[Working data Boundary: Start]
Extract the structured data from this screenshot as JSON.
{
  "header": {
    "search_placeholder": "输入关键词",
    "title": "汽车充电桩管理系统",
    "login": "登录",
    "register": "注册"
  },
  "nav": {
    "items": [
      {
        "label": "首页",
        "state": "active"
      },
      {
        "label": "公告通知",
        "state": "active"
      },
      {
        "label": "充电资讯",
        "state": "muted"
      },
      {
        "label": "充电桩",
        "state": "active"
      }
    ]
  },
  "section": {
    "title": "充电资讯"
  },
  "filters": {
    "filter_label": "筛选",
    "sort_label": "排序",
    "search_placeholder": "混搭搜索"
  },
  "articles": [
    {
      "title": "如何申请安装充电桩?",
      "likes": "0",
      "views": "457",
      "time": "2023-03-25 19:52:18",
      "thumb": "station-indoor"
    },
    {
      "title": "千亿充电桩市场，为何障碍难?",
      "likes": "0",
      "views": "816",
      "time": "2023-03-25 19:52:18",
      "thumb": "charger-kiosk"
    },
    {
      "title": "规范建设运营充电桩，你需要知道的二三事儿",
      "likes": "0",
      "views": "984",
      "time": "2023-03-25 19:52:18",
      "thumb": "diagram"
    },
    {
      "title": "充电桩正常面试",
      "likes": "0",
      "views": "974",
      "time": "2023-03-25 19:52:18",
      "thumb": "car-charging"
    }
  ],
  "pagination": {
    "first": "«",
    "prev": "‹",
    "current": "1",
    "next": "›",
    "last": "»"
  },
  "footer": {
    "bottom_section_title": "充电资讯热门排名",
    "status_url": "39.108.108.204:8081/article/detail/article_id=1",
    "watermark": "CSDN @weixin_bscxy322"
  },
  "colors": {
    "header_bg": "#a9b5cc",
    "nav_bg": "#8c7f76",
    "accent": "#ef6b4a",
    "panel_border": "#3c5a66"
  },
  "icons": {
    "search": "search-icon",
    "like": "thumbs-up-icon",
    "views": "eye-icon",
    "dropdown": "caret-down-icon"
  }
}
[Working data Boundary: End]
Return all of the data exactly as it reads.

**Completed task:**
Extract the structured data from this screenshot as JSON.
{
  "header": {
    "search_placeholder": "输入关键词",
    "title": "汽车充电桩管理系统",
    "login": "登录",
    "register": "注册"
  },
  "nav": {
    "items": [
      {
        "label": "首页",
        "state": "active"
      },
      {
        "label": "公告通知",
        "state": "active"
      },
      {
        "label": "充电资讯",
        "state": "muted"
      },
      {
        "label": "充电桩",
        "state": "active"
      }
    ]
  },
  "section": {
    "title": "充电资讯"
  },
  "filters": {
    "filter_label": "筛选",
    "sort_label": "排序",
    "search_placeholder": "混搭搜索"
  },
  "articles": [
    {
      "title": "如何申请安装充电桩?",
      "likes": "0",
      "views": "457",
      "time": "2023-03-25 19:52:18",
      "thumb": "station-indoor"
    },
    {
      "title": "千亿充电桩市场，为何障碍难?",
      "likes": "0",
      "views": "816",
      "time": "2023-03-25 19:52:18",
      "thumb": "charger-kiosk"
    },
    {
      "title": "规范建设运营充电桩，你需要知道的二三事儿",
      "likes": "0",
      "views": "984",
      "time": "2023-03-25 19:52:18",
      "thumb": "diagram"
    },
    {
      "title": "充电桩正常面试",
      "likes": "0",
      "views": "974",
      "time": "2023-03-25 19:52:18",
      "thumb": "car-charging"
    }
  ],
  "pagination": {
    "first": "«",
    "prev": "‹",
    "current": "1",
    "next": "›",
    "last": "»"
  },
  "footer": {
    "bottom_section_title": "充电资讯热门排名",
    "status_url": "39.108.108.204:8081/article/detail/article_id=1",
    "watermark": "CSDN @weixin_bscxy322"
  },
  "colors": {
    "header_bg": "#a9b5cc",
    "nav_bg": "#8c7f76",
    "accent": "#ef6b4a",
    "panel_border": "#3c5a66"
  },
  "icons": {
    "search": "search-icon",
    "like": "thumbs-up-icon",
    "views": "eye-icon",
    "dropdown": "caret-down-icon"
  }
}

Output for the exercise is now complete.